WHAT IS BEING ASKED: Copy all lines containing the string "group" from the records below.

THE INPUT:
+--

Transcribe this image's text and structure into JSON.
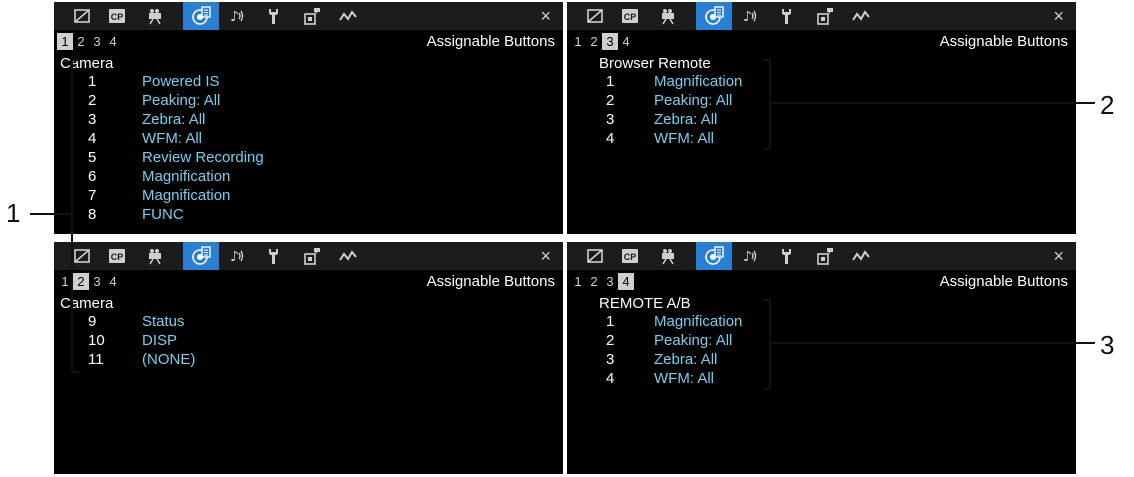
{
  "screens": [
    {
      "pages": [
        "1",
        "2",
        "3",
        "4"
      ],
      "selected_page": 0,
      "title": "Assignable Buttons",
      "group": "Camera",
      "rows": [
        {
          "n": "1",
          "v": "Powered IS"
        },
        {
          "n": "2",
          "v": "Peaking: All"
        },
        {
          "n": "3",
          "v": "Zebra: All"
        },
        {
          "n": "4",
          "v": "WFM: All"
        },
        {
          "n": "5",
          "v": "Review Recording"
        },
        {
          "n": "6",
          "v": "Magnification"
        },
        {
          "n": "7",
          "v": "Magnification"
        },
        {
          "n": "8",
          "v": "FUNC"
        }
      ]
    },
    {
      "pages": [
        "1",
        "2",
        "3",
        "4"
      ],
      "selected_page": 2,
      "title": "Assignable Buttons",
      "group": "Browser Remote",
      "rows": [
        {
          "n": "1",
          "v": "Magnification"
        },
        {
          "n": "2",
          "v": "Peaking: All"
        },
        {
          "n": "3",
          "v": "Zebra: All"
        },
        {
          "n": "4",
          "v": "WFM: All"
        }
      ]
    },
    {
      "pages": [
        "1",
        "2",
        "3",
        "4"
      ],
      "selected_page": 1,
      "title": "Assignable Buttons",
      "group": "Camera",
      "rows": [
        {
          "n": "9",
          "v": "Status"
        },
        {
          "n": "10",
          "v": "DISP"
        },
        {
          "n": "11",
          "v": "(NONE)"
        }
      ]
    },
    {
      "pages": [
        "1",
        "2",
        "3",
        "4"
      ],
      "selected_page": 3,
      "title": "Assignable Buttons",
      "group": "REMOTE A/B",
      "rows": [
        {
          "n": "1",
          "v": "Magnification"
        },
        {
          "n": "2",
          "v": "Peaking: All"
        },
        {
          "n": "3",
          "v": "Zebra: All"
        },
        {
          "n": "4",
          "v": "WFM: All"
        }
      ]
    }
  ],
  "tab_icons": [
    "monitor-icon",
    "cp-icon",
    "camera-icon",
    "assignable-buttons-icon",
    "audio-icon",
    "wrench-icon",
    "my-menu-icon",
    "waveform-icon"
  ],
  "selected_tab": 3,
  "close_glyph": "×",
  "callouts": [
    "1",
    "2",
    "3"
  ],
  "colors": {
    "value_text": "#74cff0",
    "selected_tab": "#2a7fd4",
    "screen_bg": "#000000",
    "tabbar_bg": "#1c1c1c"
  }
}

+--

ANSWER BOX:
      "group": "Camera",
      "group": "Browser Remote",
      "group": "Camera",
      "group": "REMOTE A/B",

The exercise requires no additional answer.